What to work on:
Report every line of the records below that includes the string "JSON".

Excerpts from a dataset:
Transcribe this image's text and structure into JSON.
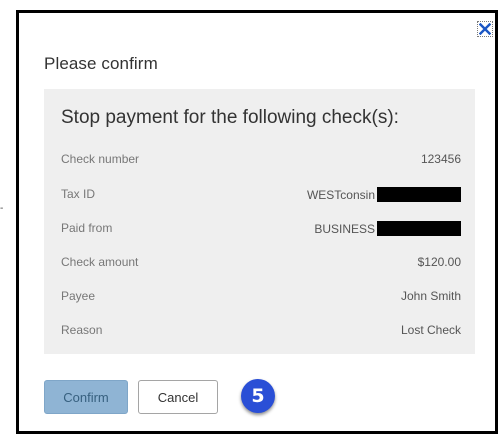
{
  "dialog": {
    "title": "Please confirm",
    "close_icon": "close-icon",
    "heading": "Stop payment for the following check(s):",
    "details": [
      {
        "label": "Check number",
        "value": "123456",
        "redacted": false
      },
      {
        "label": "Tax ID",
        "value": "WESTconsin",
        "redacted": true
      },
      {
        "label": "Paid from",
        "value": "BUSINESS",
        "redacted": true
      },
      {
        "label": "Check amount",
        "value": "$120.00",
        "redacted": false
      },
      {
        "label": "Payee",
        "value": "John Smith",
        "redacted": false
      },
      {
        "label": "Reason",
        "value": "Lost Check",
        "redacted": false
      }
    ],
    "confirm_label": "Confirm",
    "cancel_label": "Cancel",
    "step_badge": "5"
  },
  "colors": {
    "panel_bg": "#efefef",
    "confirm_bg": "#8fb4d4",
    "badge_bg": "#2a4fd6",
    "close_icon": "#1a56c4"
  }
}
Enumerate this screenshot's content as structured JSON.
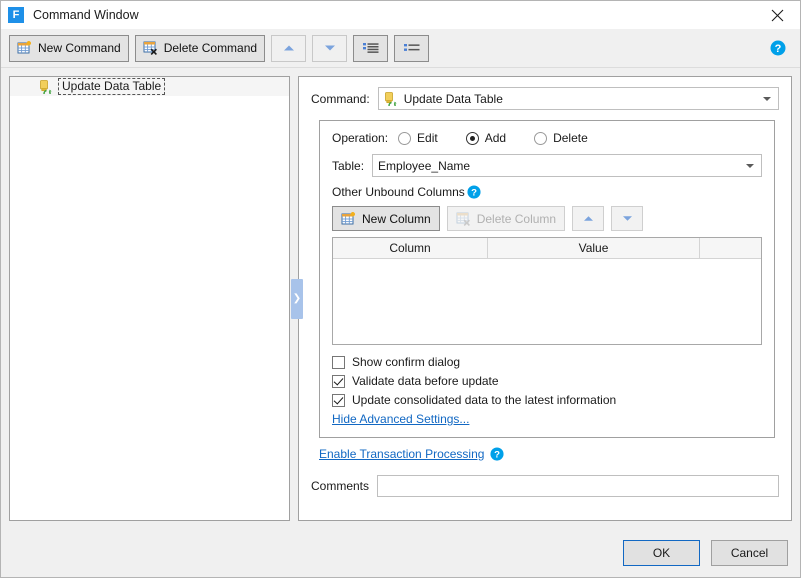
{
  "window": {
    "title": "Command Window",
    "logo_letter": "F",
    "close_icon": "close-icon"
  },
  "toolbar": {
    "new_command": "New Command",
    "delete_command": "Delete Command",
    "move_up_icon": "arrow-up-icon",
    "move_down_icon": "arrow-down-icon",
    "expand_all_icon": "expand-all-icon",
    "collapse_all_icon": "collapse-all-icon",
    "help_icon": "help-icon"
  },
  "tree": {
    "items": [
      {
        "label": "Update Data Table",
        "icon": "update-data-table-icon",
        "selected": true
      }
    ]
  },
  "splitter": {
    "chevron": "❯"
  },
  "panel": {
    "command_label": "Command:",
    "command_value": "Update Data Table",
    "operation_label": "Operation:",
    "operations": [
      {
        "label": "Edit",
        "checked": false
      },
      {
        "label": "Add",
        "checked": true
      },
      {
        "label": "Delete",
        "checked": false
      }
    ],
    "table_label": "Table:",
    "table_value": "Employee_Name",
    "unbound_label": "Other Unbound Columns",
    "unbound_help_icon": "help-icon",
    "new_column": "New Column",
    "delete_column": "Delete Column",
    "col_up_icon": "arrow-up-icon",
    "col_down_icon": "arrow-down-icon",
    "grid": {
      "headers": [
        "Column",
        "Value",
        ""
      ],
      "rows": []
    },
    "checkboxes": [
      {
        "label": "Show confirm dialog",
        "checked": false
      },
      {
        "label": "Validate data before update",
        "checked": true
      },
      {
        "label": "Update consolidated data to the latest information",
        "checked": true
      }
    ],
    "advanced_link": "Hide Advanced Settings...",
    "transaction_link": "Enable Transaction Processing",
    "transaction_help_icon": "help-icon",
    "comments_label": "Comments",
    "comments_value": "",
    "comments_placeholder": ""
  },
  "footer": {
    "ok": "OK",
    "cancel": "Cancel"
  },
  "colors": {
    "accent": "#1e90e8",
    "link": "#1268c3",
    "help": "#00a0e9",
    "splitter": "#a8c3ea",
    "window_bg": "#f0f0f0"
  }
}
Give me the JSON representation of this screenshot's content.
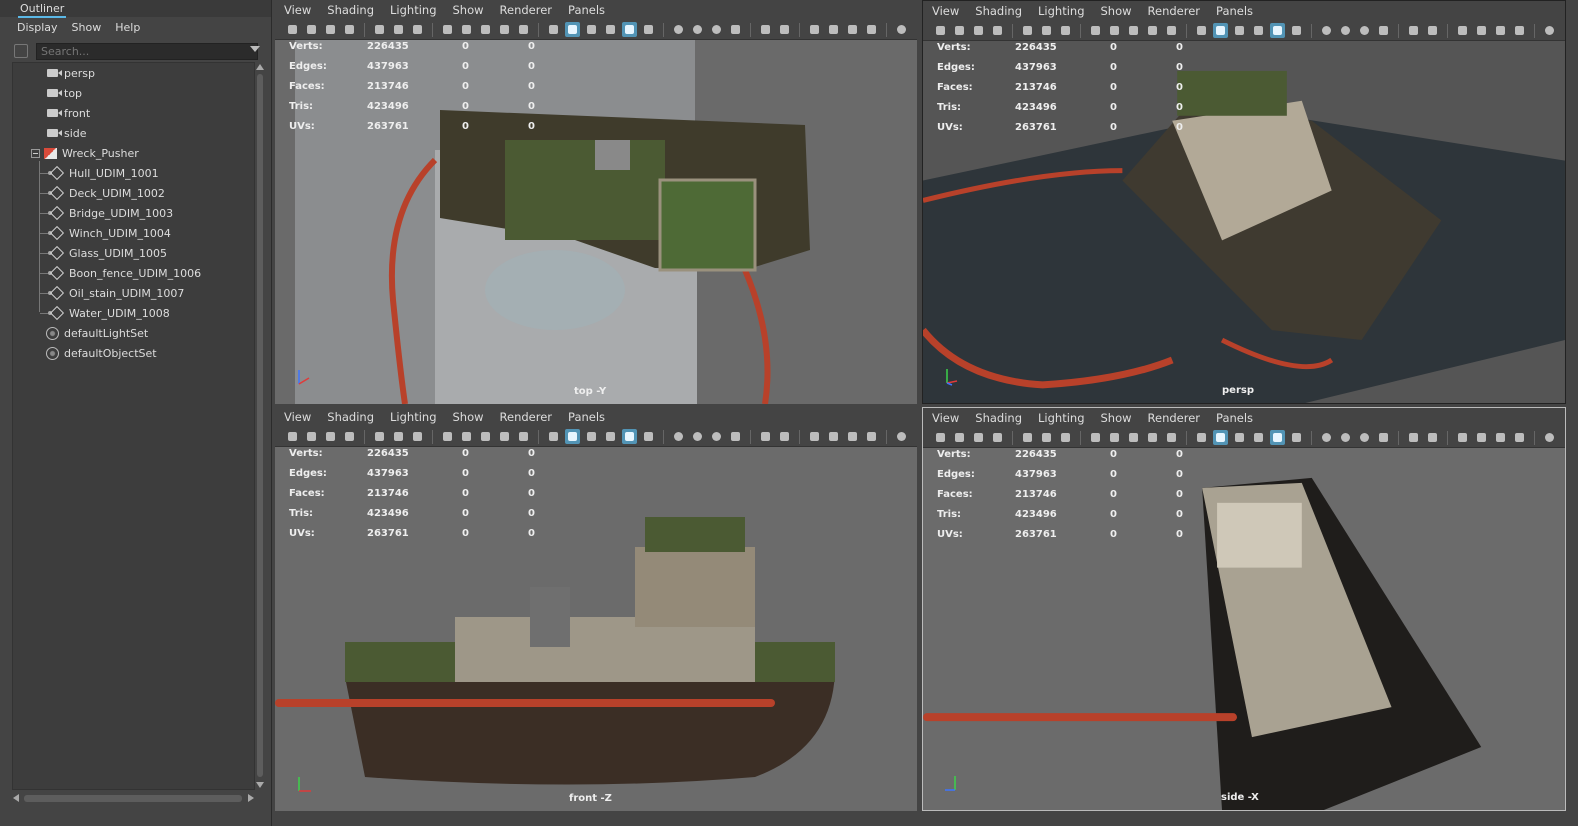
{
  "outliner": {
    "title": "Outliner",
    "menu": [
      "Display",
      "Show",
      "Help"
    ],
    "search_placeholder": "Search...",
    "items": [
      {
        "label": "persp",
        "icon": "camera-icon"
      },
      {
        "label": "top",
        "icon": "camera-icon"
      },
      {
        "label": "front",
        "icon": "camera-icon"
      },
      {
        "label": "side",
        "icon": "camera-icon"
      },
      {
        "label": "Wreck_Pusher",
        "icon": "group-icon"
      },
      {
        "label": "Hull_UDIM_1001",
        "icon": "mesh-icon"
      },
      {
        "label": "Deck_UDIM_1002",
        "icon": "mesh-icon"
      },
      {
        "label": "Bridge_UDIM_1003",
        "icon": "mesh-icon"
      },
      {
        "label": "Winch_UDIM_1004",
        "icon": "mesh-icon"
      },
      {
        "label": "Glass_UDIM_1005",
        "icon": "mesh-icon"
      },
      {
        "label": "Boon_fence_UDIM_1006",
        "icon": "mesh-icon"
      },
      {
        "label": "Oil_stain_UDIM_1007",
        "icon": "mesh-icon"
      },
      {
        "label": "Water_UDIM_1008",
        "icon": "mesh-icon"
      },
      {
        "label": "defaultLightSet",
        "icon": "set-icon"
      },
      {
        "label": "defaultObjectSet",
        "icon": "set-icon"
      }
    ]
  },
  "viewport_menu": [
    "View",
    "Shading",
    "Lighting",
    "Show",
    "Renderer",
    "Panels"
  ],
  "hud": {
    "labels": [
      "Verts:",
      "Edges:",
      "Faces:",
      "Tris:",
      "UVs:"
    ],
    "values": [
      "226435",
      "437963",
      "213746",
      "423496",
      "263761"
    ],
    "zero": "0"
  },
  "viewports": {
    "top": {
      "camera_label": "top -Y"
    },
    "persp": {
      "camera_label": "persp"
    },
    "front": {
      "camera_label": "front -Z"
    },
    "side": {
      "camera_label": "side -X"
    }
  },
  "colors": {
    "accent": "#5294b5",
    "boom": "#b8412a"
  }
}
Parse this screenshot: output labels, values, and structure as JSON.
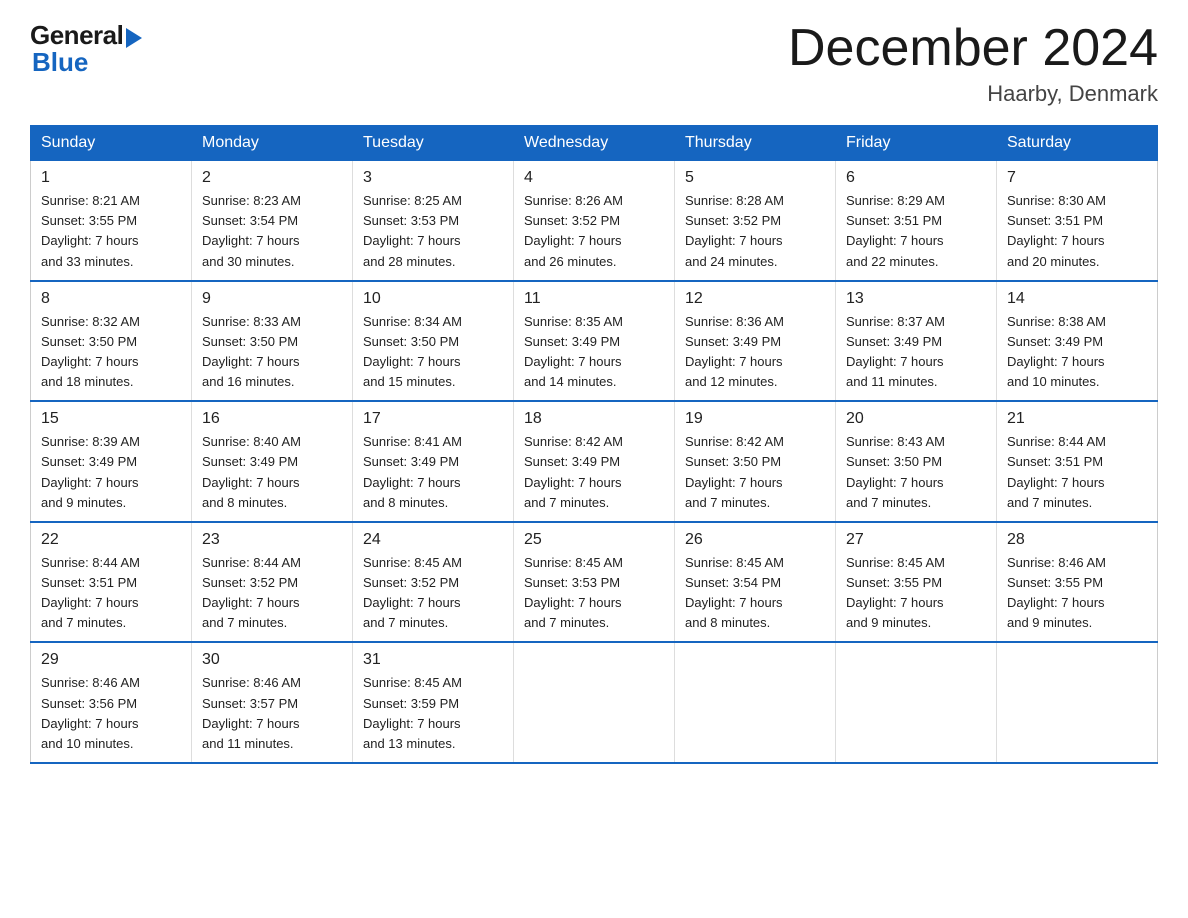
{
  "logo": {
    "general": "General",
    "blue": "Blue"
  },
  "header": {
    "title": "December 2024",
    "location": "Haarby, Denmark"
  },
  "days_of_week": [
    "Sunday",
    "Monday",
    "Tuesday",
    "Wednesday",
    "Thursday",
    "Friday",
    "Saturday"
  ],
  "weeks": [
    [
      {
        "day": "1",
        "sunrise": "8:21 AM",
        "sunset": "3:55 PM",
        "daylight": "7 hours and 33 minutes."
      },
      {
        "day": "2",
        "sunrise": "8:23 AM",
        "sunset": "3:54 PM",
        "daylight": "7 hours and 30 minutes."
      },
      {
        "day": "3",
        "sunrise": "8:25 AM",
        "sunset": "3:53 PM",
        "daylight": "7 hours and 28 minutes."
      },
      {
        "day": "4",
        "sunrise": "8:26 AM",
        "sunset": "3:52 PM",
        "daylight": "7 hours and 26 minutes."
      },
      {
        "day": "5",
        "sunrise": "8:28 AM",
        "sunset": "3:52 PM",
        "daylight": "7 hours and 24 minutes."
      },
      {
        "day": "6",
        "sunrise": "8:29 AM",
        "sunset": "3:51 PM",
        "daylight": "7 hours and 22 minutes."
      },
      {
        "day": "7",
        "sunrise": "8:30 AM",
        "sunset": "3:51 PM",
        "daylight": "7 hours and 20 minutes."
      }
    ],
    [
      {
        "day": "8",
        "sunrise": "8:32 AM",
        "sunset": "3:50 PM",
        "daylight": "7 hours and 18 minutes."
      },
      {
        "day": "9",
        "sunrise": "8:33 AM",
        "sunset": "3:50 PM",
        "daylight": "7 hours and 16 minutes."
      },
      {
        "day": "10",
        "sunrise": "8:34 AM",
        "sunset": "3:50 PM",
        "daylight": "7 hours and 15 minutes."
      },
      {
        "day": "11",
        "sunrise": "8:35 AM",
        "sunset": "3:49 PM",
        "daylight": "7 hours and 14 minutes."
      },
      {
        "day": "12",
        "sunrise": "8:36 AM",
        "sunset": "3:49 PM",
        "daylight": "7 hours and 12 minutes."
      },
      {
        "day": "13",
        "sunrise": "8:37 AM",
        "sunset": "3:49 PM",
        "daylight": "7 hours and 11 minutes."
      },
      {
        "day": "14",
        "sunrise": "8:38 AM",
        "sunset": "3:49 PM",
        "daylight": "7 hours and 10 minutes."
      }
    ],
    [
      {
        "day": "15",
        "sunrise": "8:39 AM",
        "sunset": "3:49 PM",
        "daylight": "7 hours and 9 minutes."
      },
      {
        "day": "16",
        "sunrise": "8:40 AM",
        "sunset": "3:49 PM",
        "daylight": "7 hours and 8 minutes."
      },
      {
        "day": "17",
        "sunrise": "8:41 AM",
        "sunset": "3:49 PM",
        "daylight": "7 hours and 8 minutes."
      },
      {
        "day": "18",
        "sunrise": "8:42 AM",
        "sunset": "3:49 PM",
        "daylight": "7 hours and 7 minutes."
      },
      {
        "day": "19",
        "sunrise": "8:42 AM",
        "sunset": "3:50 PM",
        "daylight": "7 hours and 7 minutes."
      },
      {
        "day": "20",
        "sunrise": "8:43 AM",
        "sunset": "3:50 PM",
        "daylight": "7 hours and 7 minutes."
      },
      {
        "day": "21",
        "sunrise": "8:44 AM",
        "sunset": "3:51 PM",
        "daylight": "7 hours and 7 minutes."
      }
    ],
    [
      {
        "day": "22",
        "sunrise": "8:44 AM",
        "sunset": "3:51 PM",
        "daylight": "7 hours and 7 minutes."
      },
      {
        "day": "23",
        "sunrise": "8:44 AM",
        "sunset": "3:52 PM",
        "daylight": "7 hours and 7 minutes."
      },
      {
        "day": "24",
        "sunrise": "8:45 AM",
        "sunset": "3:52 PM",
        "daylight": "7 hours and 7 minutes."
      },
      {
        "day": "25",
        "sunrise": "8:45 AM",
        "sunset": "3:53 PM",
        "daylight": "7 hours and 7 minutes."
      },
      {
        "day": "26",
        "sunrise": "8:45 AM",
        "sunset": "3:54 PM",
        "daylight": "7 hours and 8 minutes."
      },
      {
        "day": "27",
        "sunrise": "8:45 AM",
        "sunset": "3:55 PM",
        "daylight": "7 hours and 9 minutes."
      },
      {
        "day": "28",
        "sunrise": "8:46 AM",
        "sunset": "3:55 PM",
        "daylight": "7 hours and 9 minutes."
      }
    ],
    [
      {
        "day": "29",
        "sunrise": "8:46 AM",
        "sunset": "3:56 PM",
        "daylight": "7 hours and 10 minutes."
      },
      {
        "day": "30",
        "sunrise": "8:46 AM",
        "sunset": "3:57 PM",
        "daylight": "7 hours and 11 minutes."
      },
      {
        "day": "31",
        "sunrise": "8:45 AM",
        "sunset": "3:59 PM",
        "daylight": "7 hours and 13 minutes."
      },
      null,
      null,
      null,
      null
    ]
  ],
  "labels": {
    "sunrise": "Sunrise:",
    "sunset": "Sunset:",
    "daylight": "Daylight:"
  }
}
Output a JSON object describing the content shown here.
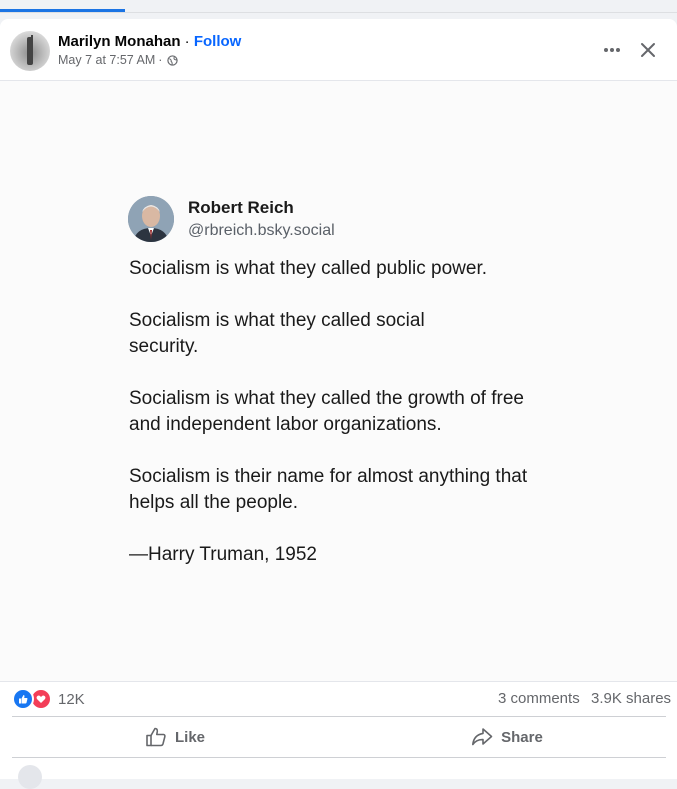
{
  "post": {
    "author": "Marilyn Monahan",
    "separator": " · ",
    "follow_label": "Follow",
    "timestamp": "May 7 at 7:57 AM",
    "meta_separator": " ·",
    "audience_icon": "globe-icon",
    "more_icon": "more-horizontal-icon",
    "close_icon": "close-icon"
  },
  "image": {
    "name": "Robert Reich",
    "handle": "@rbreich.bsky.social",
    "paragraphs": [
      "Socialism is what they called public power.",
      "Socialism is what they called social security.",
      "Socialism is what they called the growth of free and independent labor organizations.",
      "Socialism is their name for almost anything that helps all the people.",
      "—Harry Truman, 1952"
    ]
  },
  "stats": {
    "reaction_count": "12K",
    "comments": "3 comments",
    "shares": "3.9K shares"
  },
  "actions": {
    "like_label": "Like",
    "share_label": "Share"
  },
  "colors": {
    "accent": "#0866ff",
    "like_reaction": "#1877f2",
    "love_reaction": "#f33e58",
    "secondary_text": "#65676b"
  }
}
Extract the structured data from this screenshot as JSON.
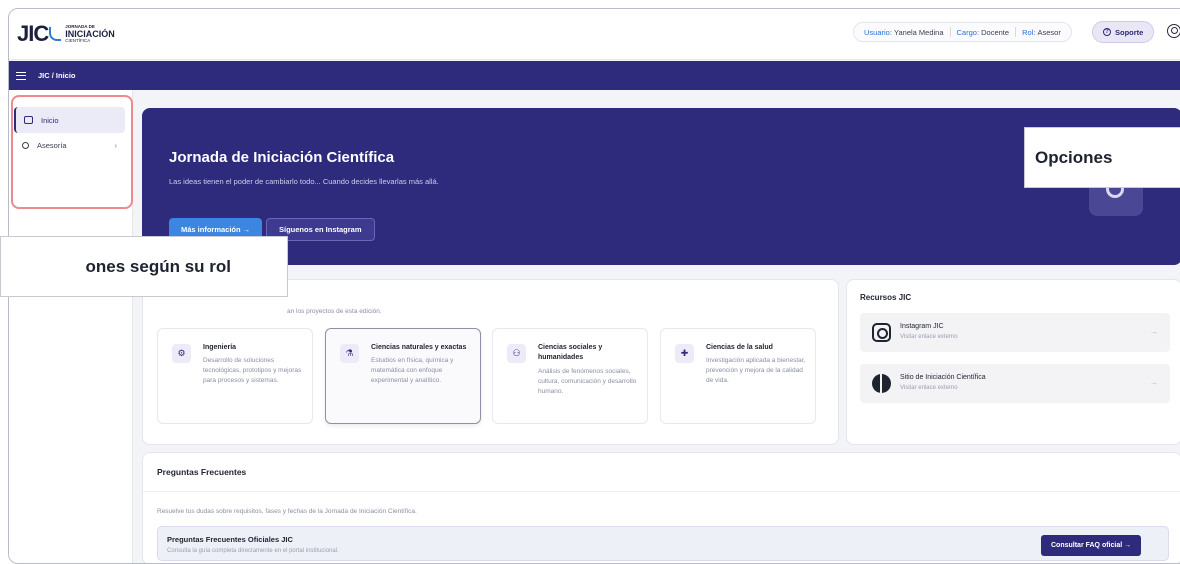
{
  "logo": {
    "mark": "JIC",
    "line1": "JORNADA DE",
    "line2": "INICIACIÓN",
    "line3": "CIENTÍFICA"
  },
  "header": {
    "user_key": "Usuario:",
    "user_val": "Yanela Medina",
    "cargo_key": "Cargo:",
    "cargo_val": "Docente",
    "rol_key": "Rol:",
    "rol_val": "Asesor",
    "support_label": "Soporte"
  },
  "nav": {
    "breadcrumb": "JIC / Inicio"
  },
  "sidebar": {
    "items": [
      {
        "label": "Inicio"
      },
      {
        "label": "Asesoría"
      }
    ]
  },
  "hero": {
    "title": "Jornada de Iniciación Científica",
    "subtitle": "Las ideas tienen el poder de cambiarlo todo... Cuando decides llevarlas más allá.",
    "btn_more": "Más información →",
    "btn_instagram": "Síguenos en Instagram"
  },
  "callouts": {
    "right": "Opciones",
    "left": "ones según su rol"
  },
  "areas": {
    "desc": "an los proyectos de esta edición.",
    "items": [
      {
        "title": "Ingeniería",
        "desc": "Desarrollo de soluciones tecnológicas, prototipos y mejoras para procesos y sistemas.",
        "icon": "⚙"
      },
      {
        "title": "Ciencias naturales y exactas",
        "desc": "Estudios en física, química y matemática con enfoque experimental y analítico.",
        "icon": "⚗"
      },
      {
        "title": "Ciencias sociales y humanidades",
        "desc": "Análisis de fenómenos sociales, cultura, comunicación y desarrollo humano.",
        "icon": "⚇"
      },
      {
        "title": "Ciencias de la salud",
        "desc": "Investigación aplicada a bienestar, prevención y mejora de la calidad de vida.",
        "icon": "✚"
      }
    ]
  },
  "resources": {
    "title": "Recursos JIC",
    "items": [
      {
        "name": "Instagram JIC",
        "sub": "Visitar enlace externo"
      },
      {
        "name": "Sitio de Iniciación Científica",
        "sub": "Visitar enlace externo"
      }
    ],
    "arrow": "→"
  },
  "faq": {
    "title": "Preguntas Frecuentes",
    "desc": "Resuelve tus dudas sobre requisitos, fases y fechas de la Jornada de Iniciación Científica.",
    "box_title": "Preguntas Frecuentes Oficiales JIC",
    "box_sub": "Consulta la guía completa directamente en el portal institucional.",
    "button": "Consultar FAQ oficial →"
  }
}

Written answer:
Transcribe this image's text and structure into JSON.
Enumerate this screenshot's content as structured JSON.
Give me the JSON representation of this screenshot's content.
Parse this screenshot: output labels, values, and structure as JSON.
Output a JSON object describing the content shown here.
Extract the structured data from this screenshot as JSON.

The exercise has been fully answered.